*** Opening of Given entries ***

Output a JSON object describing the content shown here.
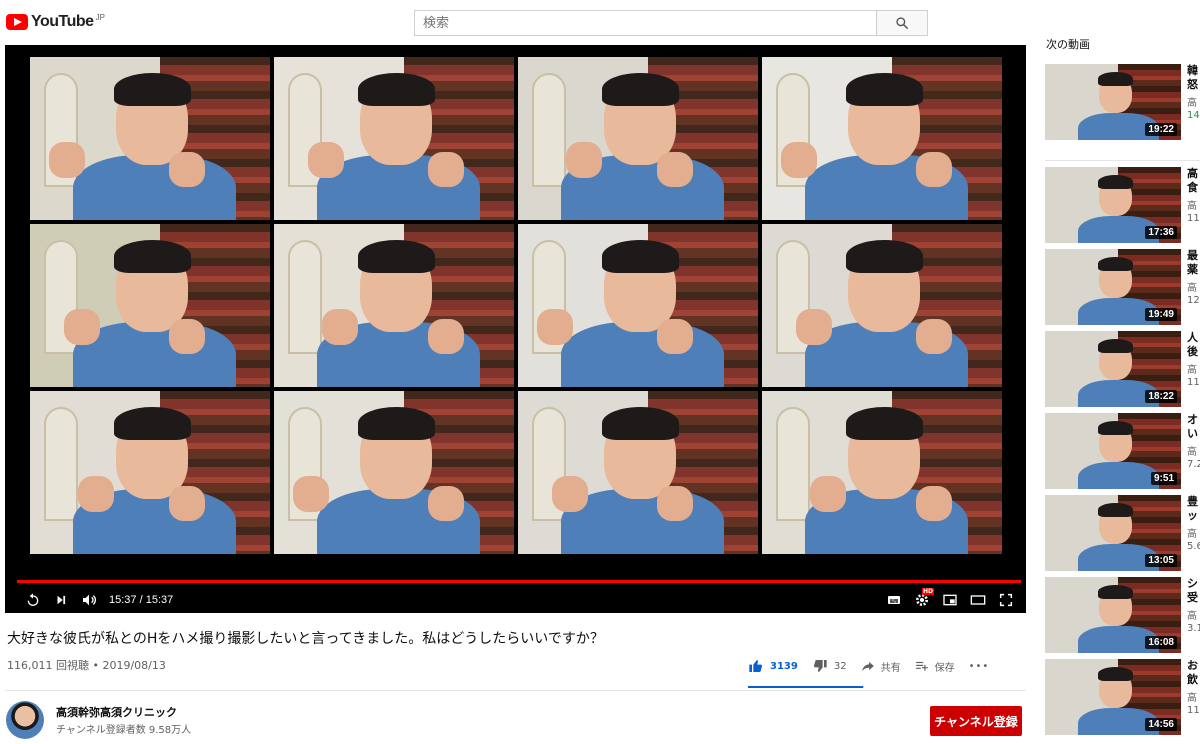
{
  "header": {
    "logo_text": "YouTube",
    "logo_region": "JP",
    "search_placeholder": "検索",
    "search_icon": "search-icon"
  },
  "player": {
    "time_current": "15:37",
    "time_separator": " / ",
    "time_total": "15:37",
    "progress_fraction": 1.0,
    "accent_color": "#ff0000",
    "controls_left": [
      "replay-icon",
      "next-icon",
      "volume-icon"
    ],
    "controls_right": [
      "subtitles-icon",
      "settings-hd-icon",
      "miniplayer-icon",
      "theater-icon",
      "fullscreen-icon"
    ],
    "hd_badge": "HD"
  },
  "video": {
    "title": "大好きな彼氏が私とのHをハメ撮り撮影したいと言ってきました。私はどうしたらいいですか？",
    "views": "116,011 回視聴",
    "date_separator": " • ",
    "date": "2019/08/13",
    "likes": "3139",
    "dislikes": "32",
    "like_fraction": 0.99,
    "share_label": "共有",
    "save_label": "保存",
    "more_label": "•••"
  },
  "channel": {
    "name": "高須幹弥高須クリニック",
    "subscribers": "チャンネル登録者数 9.58万人",
    "subscribe_label": "チャンネル登録",
    "subscribe_color": "#cc0000"
  },
  "sidebar": {
    "up_next_label": "次の動画",
    "items": [
      {
        "title": "韓 怒",
        "channel": "高",
        "views": "14",
        "views_new": true,
        "duration": "19:22"
      },
      {
        "title": "高 食",
        "channel": "高",
        "views": "11",
        "views_new": false,
        "duration": "17:36"
      },
      {
        "title": "最 薬",
        "channel": "高",
        "views": "12",
        "views_new": false,
        "duration": "19:49"
      },
      {
        "title": "人 後",
        "channel": "高",
        "views": "11",
        "views_new": false,
        "duration": "18:22"
      },
      {
        "title": "オ い",
        "channel": "高",
        "views": "7.2",
        "views_new": false,
        "duration": "9:51"
      },
      {
        "title": "豊 ッ",
        "channel": "高",
        "views": "5.6",
        "views_new": false,
        "duration": "13:05"
      },
      {
        "title": "シ 受",
        "channel": "高",
        "views": "3.1",
        "views_new": false,
        "duration": "16:08"
      },
      {
        "title": "お 飲",
        "channel": "高",
        "views": "11",
        "views_new": false,
        "duration": "14:56"
      }
    ]
  }
}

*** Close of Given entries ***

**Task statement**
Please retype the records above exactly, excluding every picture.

**Solution below**
Output a JSON object describing the content shown here.
{
  "header": {
    "logo_text": "YouTube",
    "logo_region": "JP",
    "search_placeholder": "検索",
    "search_icon": "search-icon"
  },
  "player": {
    "time_current": "15:37",
    "time_separator": " / ",
    "time_total": "15:37",
    "progress_fraction": 1.0,
    "accent_color": "#ff0000",
    "controls_left": [
      "replay-icon",
      "next-icon",
      "volume-icon"
    ],
    "controls_right": [
      "subtitles-icon",
      "settings-hd-icon",
      "miniplayer-icon",
      "theater-icon",
      "fullscreen-icon"
    ],
    "hd_badge": "HD"
  },
  "video": {
    "title": "大好きな彼氏が私とのHをハメ撮り撮影したいと言ってきました。私はどうしたらいいですか？",
    "views": "116,011 回視聴",
    "date_separator": " • ",
    "date": "2019/08/13",
    "likes": "3139",
    "dislikes": "32",
    "like_fraction": 0.99,
    "share_label": "共有",
    "save_label": "保存",
    "more_label": "•••"
  },
  "channel": {
    "name": "高須幹弥高須クリニック",
    "subscribers": "チャンネル登録者数 9.58万人",
    "subscribe_label": "チャンネル登録",
    "subscribe_color": "#cc0000"
  },
  "sidebar": {
    "up_next_label": "次の動画",
    "items": [
      {
        "title": "韓 怒",
        "channel": "高",
        "views": "14",
        "views_new": true,
        "duration": "19:22"
      },
      {
        "title": "高 食",
        "channel": "高",
        "views": "11",
        "views_new": false,
        "duration": "17:36"
      },
      {
        "title": "最 薬",
        "channel": "高",
        "views": "12",
        "views_new": false,
        "duration": "19:49"
      },
      {
        "title": "人 後",
        "channel": "高",
        "views": "11",
        "views_new": false,
        "duration": "18:22"
      },
      {
        "title": "オ い",
        "channel": "高",
        "views": "7.2",
        "views_new": false,
        "duration": "9:51"
      },
      {
        "title": "豊 ッ",
        "channel": "高",
        "views": "5.6",
        "views_new": false,
        "duration": "13:05"
      },
      {
        "title": "シ 受",
        "channel": "高",
        "views": "3.1",
        "views_new": false,
        "duration": "16:08"
      },
      {
        "title": "お 飲",
        "channel": "高",
        "views": "11",
        "views_new": false,
        "duration": "14:56"
      }
    ]
  }
}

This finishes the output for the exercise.